The squatter district we pass most often is not far from the compound, opposite the ports. Laundry hangs outside homes of scrap metal, cardboard and fabric. Garbage spills out its sides, and scantily clad (and sometimes naked) children run in groups along the streets. Waterways are littered with trash and little streetside shacks serve as the barangay’s eateries, pharmacies, and local hangouts. 

  

Transportation is comprised of a mix of cars, taxis, rickshaws and jeepneys. Traffic here makes gridlock in North America look like a breeze, and rules of the road don’t really exist. When you’re stopped, people come up to the cars and tap on the windows to sell you things. 

  

But perhaps the most distinct qualities of all in Manila are its colourful neighbourhoods and its sense of community. Taking pictures here are a joy, as the city is saturated in technicolor and life oozes from its every pore. People fill the streets. Children gather around makeshift basketball nets. Women give each other pedicures on the sidewalks. And even abroad, there’s an unmistakeable sense of comradery between fellow Filipinos. It’s a warm place in every sense of the word. 

  
There are many places in Metro Manila that we have yet to visit, but now that I’ve been here twice, I think I have a better general lay of the land. With a population of more than the entire country of Canada, it’s no small city, but we are slowly carving out a sense of place in this wonderful urban jungle. 

The Grit and Glamour of Air Travel

When you think about it, it’s unbelievable the distances that we can travel nowadays. Places that even a few generations ago seemed inconceivably far can now be reached by spending a handful of hours in a floating metal tube. But air travel isn’t all pretty – especially when you’ve been cooped up for 16+ hours. Here were some of the nice and not-so-nice moments from our recent flights.

Glamour: LOUNGE access complete with hot shower facilities, laksa and sesame balls. And lots of Andy-friendly food as pictured below. 

  

Grit: the state of once-clean bathrooms by the end of a direct YYZ > HKG flight


Glamour:
the baby set-up on Cathay Pacific, complete with bassinet, diaper care package, and baby food set (now if only Andy would actually sleep in the bassinet)  
  

Grit: questionable airline food. Especially when you see where it comes from in the galleys. 

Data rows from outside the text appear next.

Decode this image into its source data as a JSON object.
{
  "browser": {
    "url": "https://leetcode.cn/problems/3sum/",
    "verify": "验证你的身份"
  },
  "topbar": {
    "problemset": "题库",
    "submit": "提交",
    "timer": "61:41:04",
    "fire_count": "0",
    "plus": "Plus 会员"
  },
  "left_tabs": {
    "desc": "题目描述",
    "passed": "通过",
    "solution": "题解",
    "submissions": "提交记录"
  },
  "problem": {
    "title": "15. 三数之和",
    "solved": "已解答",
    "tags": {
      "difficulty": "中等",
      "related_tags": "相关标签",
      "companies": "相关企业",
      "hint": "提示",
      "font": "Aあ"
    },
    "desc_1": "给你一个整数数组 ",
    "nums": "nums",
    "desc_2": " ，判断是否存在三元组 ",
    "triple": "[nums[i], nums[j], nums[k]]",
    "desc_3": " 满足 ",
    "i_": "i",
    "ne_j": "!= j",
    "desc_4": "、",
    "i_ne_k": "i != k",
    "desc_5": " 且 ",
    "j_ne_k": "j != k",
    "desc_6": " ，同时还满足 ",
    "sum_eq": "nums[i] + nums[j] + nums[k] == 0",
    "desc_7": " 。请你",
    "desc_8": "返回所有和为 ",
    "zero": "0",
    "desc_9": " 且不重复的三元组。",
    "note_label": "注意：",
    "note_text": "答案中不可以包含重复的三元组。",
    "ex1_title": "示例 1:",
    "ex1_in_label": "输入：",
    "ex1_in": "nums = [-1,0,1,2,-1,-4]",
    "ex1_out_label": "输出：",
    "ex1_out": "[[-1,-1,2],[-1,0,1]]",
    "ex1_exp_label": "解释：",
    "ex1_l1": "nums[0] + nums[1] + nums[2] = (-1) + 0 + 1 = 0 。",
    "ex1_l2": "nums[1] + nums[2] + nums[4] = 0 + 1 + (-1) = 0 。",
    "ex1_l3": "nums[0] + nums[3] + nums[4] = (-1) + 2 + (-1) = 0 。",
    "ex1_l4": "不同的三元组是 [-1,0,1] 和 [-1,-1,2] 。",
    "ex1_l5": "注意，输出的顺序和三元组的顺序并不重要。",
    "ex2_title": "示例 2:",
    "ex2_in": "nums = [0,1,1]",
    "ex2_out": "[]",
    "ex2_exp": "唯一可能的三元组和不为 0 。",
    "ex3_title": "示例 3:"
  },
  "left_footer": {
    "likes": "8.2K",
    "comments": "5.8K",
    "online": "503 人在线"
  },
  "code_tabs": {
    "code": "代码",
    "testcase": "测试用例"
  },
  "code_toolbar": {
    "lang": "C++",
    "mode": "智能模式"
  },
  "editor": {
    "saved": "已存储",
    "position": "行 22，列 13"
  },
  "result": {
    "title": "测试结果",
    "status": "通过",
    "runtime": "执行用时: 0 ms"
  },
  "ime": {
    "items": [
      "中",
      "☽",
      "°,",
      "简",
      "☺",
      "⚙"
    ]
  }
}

Glamour: personal entertainment devices and catching up on fairly recent releases

Grit: having those same entertainment devices about 10 inches from your face because the person in front of you has reclined back so far

On the whole, our flight from Toronto to Hong Kong was quite smooth. Andy didn’t sleep all that much, but he was in really good spirits still. And I sat beside a really nice couple from Niagara who are chicken farmers and had a connecting 10-hour flight to Auckland prior to getting on a cruise. They were the best.

47.

These weekly posts are getting later and later! Is this an omen for what is to come when I return to work?…

Anyways, things are buzzing around here as we prepare for our upcoming trip to Asia (!) and my subsequent return to work. Andy is doing more full days at my in-laws’ place in preparation and he is having a blast. Sometimes I think he has more fun there than he does at home. He also learns so much there. This week he learned to climb down the stairs backward. I would post a picture, but alas all I have are videos. 

Perhaps it’s the result of me taking an overload of pictures of Andy in his first few months, but I’m finding that I capture the little every day moments less and less. I did snap this one of Andy refusing to wear the hat I had just purchased for him. Kelvin was adamant that Andy get his own hat. This fitted Blue Jays cap seemed appropriate. Andy begs to differ. (Note the loaner stroller he’s in that they provided at the mall. It was honestly such an amazing service – I had left the stroller at home and was seriously contemplating driving home to get it)

  

On the food front, we’ve vowed to always have tortillas in the house. For peanut butter and banana roll ups. They are the bomb. For everyone.